I’m not certain when exactly I became convinced that I would be attempting Attachment Parenting. I do know that I started out by researching obsessively. I researched whether to have a kid. I researched how to get pregnant. I researched how to best take care of myself when I was pregnant. I researched my birth options. So, of course, I researched how to take care of a baby.
I’ve always been the kind of person who is afraid to do things “wrong,” and having a kid seemed like the most important thing in life not to mess up. So researching seemed like the best way to keep moving forward, rather than being paralyzed by fear. Yet, it turns out that research doesn’t exactly secure the future.
I didn’t get pregnant until the second month of trying (yes, I did cry, but please laugh instead of hating me!). Then, I ended up with high blood pressure despite my perfect diet (eye roll) and regular pre-natal yoga practice. Then, I was kicked out of my birth center and sent to the hospital where I asked them to please just disregard my short-sighted, idealistic birth plan.
“Ok, fine,” I thought, “but I am still going to raise my baby according to the advice of my friends Dr. Sears and Dr. Greene.” I’d watched all the videos on breastfeeding and felt thoroughly confident that it was going to go smoothly for my newborn daughter and I. By now I’m sure I don’t need to tell you that it didn’t go smoothly at all. Short version: poor latch, bloody nipples, multiple lactation consultants, nipple shields, pumping, finger feedings, leaking bottles, and lots of crying.
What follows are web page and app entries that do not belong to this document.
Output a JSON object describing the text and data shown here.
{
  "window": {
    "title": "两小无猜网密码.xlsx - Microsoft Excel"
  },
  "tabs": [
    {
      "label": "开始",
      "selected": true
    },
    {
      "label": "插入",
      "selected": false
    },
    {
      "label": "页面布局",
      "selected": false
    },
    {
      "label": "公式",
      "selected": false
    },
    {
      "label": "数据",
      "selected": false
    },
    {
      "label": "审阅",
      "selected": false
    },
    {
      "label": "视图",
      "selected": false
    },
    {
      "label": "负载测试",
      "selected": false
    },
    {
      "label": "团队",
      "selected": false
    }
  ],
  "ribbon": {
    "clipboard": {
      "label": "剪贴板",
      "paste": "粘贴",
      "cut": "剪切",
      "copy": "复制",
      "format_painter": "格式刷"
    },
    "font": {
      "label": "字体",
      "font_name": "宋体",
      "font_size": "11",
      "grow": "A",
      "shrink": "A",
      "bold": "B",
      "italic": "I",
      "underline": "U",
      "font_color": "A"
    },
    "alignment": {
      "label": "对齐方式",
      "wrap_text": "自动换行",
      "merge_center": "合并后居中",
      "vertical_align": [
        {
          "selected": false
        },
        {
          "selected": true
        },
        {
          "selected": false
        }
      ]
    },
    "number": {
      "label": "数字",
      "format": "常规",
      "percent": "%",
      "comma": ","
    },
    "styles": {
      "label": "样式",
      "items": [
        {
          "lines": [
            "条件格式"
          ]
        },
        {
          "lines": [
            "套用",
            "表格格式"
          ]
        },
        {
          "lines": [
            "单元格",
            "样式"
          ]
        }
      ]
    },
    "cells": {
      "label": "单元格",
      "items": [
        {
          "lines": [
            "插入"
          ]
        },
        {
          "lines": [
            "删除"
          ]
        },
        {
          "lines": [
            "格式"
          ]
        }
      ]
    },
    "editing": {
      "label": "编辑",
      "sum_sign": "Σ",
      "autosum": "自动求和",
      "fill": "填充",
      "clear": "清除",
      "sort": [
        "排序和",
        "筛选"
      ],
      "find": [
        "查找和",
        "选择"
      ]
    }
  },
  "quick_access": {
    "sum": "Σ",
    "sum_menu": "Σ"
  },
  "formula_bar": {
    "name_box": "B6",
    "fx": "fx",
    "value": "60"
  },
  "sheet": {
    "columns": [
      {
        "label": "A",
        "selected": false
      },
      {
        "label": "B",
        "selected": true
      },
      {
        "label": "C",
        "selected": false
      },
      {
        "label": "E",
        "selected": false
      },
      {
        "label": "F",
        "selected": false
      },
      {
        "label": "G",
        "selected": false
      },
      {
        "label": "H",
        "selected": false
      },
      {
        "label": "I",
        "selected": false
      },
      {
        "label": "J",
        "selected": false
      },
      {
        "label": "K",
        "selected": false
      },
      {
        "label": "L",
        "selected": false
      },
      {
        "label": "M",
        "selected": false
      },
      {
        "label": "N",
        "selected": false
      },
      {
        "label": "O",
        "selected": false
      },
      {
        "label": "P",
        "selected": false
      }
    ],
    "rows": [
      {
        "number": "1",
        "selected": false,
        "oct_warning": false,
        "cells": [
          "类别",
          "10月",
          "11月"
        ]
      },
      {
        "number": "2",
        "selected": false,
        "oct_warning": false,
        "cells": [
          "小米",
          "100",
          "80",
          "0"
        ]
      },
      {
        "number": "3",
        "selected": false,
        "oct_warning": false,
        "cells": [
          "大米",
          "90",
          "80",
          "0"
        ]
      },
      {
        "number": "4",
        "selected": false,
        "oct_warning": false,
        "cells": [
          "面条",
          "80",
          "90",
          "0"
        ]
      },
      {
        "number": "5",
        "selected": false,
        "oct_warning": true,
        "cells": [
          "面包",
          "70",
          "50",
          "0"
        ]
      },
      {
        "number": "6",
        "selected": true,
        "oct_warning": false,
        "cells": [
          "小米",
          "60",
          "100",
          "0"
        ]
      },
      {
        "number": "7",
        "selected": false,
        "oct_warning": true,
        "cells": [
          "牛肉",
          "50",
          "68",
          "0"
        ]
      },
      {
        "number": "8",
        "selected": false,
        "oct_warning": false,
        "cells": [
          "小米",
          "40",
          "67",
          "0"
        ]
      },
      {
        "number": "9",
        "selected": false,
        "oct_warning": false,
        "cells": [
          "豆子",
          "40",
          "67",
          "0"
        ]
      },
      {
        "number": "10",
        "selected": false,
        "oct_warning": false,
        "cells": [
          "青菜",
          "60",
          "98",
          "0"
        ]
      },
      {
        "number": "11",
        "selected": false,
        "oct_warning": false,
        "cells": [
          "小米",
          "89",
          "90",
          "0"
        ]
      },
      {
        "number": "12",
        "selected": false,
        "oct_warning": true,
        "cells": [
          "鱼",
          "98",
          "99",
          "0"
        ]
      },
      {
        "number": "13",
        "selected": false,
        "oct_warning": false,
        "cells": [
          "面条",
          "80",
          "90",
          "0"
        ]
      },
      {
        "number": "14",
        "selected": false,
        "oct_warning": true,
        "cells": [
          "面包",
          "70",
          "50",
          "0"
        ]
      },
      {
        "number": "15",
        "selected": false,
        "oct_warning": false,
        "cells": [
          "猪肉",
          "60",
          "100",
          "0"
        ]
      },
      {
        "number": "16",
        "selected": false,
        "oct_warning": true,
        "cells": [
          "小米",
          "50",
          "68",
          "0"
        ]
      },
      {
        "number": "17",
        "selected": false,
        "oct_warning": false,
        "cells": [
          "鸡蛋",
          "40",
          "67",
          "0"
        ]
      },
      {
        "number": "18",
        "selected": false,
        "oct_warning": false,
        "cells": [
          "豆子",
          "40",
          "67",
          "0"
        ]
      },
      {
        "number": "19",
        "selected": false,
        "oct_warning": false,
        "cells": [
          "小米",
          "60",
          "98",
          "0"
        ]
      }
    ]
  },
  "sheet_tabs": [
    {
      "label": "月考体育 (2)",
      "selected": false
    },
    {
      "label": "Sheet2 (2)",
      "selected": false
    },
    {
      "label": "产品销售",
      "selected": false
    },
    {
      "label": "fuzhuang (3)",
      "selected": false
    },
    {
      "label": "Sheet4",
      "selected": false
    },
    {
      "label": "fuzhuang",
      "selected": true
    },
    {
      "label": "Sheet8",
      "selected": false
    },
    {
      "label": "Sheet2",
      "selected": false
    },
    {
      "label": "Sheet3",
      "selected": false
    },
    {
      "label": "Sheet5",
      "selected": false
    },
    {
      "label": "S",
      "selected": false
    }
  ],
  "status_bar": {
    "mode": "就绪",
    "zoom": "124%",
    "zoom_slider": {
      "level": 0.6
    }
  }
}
It got a little easier, but it never got easy. We also planned to co-sleep. My daughter would toss and turn, grunt and groan, all night. Nobody got any sleep. When I moved her to a co-sleeper next to the bed, she slept a little better. When I moved the co-sleeper to the next room over, at eight weeks, she slept much better. I felt terrible guilt. The books said she would want to sleep next to me, skin to skin, but she obviously didn’t.
The books said that I could nurse her side lying and practically sleep through it, but it just wasn’t working for either of us. At about three months she only woke around 4-5am to feed and otherwise slept through the night. Instead of being overjoyed at my luck I was drowning in guilt. I got my period back and my milk supply dipped, as if to affirm my failure at co-sleeping and nursing through the night.
Ah, and then there were the baby carriers. I was so sure that the Moby Wrap was going to work out that I didn’t even try anything else. But every time we put her in it, she wailed. And yes, before you ask, we tried it every which way. Different holds, different tight-nesses, different positions, different times of day, different clothing, different levels of wakefulness, different ages. We really, really tried.
So, what did I do? I researched, of course. I started blaming my choices around her birth. Maybe if I had done hypnobirthing, maybe if I had hired a doula, maybe if I had stuck with my resolve to refuse an epidural, then maybe she’d be properly attached to me. New mothers, please do not do this to yourself! Step away from the internet forums if they start making you feel like you’re doing it all wrong.
Then, at around three-and-a-half months everything started to turn around. It became apparent that my daughter was quite happy, healthy, and well-adjusted. She still didn’t like to do any of the things Dr. Sears said she would most certainly like, and yet she was fine. Over the next few years, my guilt would come and go, but my daughter never showed any signs of being “improperly attached.”
She was happy to breastfeed or take my milk from a bottle for the first year, and easily transitioned to goat milk after that. She never cared much for a carrier and refused the stroller as soon as she could walk on her own. She’s always loved having her own sleeping space and was over the moon with excitement when we bought her first twin-sized bed at 20 months. She’s been sleeping through the night since six months.
She potty trained easily at two years. She’s very open-minded about new foods and eats a balanced diet. She’s confident, outgoing, and very clear about her likes and dislikes, though still open to negotiation. By any standard, you could call her an easy kid to parent. It turns out that nothing was wrong besides me expecting her to conform to some ideas I had read in books and on the internet.
I share my story because I don’t want other new parents to go through what I went through. My advice is simply to trust yourself and trust your child. You know what’s best for your family and your child knows what they need. Babies are born with personalities and preferences that can’t be accounted for in a one-size-fits-all parenting philosophy. Children are more resilient than we think. If Plan A doesn’t work, keep trying until something does.
Based on reader feedback, the title on this post was updated.